- _INFORMATION SUPPLIED_
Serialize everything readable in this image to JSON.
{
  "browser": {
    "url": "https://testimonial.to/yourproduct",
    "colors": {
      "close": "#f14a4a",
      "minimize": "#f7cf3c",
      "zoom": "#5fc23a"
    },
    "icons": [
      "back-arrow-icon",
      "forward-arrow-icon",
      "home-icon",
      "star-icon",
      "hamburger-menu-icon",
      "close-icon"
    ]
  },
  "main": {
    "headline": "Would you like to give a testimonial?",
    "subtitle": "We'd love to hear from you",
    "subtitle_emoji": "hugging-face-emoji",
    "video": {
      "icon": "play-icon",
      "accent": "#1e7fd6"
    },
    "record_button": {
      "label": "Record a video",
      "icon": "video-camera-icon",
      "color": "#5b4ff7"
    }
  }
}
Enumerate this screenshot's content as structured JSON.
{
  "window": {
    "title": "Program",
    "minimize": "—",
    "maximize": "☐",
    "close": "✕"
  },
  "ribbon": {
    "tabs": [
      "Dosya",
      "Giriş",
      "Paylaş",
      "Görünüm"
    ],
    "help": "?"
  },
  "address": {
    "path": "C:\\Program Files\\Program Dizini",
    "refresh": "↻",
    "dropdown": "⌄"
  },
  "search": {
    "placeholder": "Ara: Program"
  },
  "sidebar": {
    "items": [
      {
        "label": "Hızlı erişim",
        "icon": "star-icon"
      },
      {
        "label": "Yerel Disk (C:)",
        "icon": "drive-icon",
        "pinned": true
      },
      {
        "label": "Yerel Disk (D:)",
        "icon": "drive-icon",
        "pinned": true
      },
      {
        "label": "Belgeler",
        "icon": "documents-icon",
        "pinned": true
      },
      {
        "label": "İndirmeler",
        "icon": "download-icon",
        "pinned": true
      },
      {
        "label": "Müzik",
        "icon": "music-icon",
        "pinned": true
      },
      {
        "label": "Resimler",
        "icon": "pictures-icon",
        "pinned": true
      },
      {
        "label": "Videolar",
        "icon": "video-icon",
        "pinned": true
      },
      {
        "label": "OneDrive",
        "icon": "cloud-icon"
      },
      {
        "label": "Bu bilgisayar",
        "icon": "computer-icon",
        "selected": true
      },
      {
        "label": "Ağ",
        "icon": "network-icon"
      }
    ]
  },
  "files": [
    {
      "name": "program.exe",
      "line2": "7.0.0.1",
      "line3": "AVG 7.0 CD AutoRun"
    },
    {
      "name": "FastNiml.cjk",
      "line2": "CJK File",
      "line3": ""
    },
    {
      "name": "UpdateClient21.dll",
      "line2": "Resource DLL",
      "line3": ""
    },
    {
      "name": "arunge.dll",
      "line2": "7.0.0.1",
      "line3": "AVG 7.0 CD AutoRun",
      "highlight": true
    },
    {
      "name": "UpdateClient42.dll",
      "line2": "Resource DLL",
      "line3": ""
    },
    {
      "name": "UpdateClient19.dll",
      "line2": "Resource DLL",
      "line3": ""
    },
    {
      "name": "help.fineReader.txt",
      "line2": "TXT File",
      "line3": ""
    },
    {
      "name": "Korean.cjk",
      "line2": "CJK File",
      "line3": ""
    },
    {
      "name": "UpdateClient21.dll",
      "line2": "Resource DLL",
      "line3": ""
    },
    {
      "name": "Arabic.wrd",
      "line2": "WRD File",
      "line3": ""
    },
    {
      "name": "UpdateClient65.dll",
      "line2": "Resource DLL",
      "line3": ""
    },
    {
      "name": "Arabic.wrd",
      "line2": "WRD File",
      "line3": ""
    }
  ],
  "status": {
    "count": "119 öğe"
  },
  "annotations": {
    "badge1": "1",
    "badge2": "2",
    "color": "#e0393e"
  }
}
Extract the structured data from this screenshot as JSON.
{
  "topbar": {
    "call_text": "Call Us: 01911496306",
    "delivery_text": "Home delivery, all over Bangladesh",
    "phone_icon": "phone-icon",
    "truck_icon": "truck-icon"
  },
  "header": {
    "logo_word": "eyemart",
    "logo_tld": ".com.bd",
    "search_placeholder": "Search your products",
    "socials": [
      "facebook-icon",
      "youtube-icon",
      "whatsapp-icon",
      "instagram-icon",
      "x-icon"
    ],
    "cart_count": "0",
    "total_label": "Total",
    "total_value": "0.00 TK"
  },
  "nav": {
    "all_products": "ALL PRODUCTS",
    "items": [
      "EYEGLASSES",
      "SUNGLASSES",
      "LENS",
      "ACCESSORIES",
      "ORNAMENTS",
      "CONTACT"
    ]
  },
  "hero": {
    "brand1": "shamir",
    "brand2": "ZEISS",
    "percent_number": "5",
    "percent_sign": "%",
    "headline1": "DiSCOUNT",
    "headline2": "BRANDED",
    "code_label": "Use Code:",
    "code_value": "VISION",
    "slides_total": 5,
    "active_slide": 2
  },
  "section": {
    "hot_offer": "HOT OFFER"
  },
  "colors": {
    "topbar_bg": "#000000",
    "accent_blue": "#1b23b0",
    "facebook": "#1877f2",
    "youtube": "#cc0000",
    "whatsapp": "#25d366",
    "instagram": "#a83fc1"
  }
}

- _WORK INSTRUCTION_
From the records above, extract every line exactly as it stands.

- _YOUR SOLUTION_
Serialize everything readable in this image to JSON.
{
  "browser": {
    "url": "https://testimonial.to/yourproduct",
    "colors": {
      "close": "#f14a4a",
      "minimize": "#f7cf3c",
      "zoom": "#5fc23a"
    },
    "icons": [
      "back-arrow-icon",
      "forward-arrow-icon",
      "home-icon",
      "star-icon",
      "hamburger-menu-icon",
      "close-icon"
    ]
  },
  "main": {
    "headline": "Would you like to give a testimonial?",
    "subtitle": "We'd love to hear from you",
    "subtitle_emoji": "hugging-face-emoji",
    "video": {
      "icon": "play-icon",
      "accent": "#1e7fd6"
    },
    "record_button": {
      "label": "Record a video",
      "icon": "video-camera-icon",
      "color": "#5b4ff7"
    }
  }
}
Enumerate this screenshot's content as structured JSON.
{
  "window": {
    "title": "Program",
    "minimize": "—",
    "maximize": "☐",
    "close": "✕"
  },
  "ribbon": {
    "tabs": [
      "Dosya",
      "Giriş",
      "Paylaş",
      "Görünüm"
    ],
    "help": "?"
  },
  "address": {
    "path": "C:\\Program Files\\Program Dizini",
    "refresh": "↻",
    "dropdown": "⌄"
  },
  "search": {
    "placeholder": "Ara: Program"
  },
  "sidebar": {
    "items": [
      {
        "label": "Hızlı erişim",
        "icon": "star-icon"
      },
      {
        "label": "Yerel Disk (C:)",
        "icon": "drive-icon",
        "pinned": true
      },
      {
        "label": "Yerel Disk (D:)",
        "icon": "drive-icon",
        "pinned": true
      },
      {
        "label": "Belgeler",
        "icon": "documents-icon",
        "pinned": true
      },
      {
        "label": "İndirmeler",
        "icon": "download-icon",
        "pinned": true
      },
      {
        "label": "Müzik",
        "icon": "music-icon",
        "pinned": true
      },
      {
        "label": "Resimler",
        "icon": "pictures-icon",
        "pinned": true
      },
      {
        "label": "Videolar",
        "icon": "video-icon",
        "pinned": true
      },
      {
        "label": "OneDrive",
        "icon": "cloud-icon"
      },
      {
        "label": "Bu bilgisayar",
        "icon": "computer-icon",
        "selected": true
      },
      {
        "label": "Ağ",
        "icon": "network-icon"
      }
    ]
  },
  "files": [
    {
      "name": "program.exe",
      "line2": "7.0.0.1",
      "line3": "AVG 7.0 CD AutoRun"
    },
    {
      "name": "FastNiml.cjk",
      "line2": "CJK File",
      "line3": ""
    },
    {
      "name": "UpdateClient21.dll",
      "line2": "Resource DLL",
      "line3": ""
    },
    {
      "name": "arunge.dll",
      "line2": "7.0.0.1",
      "line3": "AVG 7.0 CD AutoRun",
      "highlight": true
    },
    {
      "name": "UpdateClient42.dll",
      "line2": "Resource DLL",
      "line3": ""
    },
    {
      "name": "UpdateClient19.dll",
      "line2": "Resource DLL",
      "line3": ""
    },
    {
      "name": "help.fineReader.txt",
      "line2": "TXT File",
      "line3": ""
    },
    {
      "name": "Korean.cjk",
      "line2": "CJK File",
      "line3": ""
    },
    {
      "name": "UpdateClient21.dll",
      "line2": "Resource DLL",
      "line3": ""
    },
    {
      "name": "Arabic.wrd",
      "line2": "WRD File",
      "line3": ""
    },
    {
      "name": "UpdateClient65.dll",
      "line2": "Resource DLL",
      "line3": ""
    },
    {
      "name": "Arabic.wrd",
      "line2": "WRD File",
      "line3": ""
    }
  ],
  "status": {
    "count": "119 öğe"
  },
  "annotations": {
    "badge1": "1",
    "badge2": "2",
    "color": "#e0393e"
  }
}
Extract the structured data from this screenshot as JSON.
{
  "topbar": {
    "call_text": "Call Us: 01911496306",
    "delivery_text": "Home delivery, all over Bangladesh",
    "phone_icon": "phone-icon",
    "truck_icon": "truck-icon"
  },
  "header": {
    "logo_word": "eyemart",
    "logo_tld": ".com.bd",
    "search_placeholder": "Search your products",
    "socials": [
      "facebook-icon",
      "youtube-icon",
      "whatsapp-icon",
      "instagram-icon",
      "x-icon"
    ],
    "cart_count": "0",
    "total_label": "Total",
    "total_value": "0.00 TK"
  },
  "nav": {
    "all_products": "ALL PRODUCTS",
    "items": [
      "EYEGLASSES",
      "SUNGLASSES",
      "LENS",
      "ACCESSORIES",
      "ORNAMENTS",
      "CONTACT"
    ]
  },
  "hero": {
    "brand1": "shamir",
    "brand2": "ZEISS",
    "percent_number": "5",
    "percent_sign": "%",
    "headline1": "DiSCOUNT",
    "headline2": "BRANDED",
    "code_label": "Use Code:",
    "code_value": "VISION",
    "slides_total": 5,
    "active_slide": 2
  },
  "section": {
    "hot_offer": "HOT OFFER"
  },
  "colors": {
    "topbar_bg": "#000000",
    "accent_blue": "#1b23b0",
    "facebook": "#1877f2",
    "youtube": "#cc0000",
    "whatsapp": "#25d366",
    "instagram": "#a83fc1"
  }
}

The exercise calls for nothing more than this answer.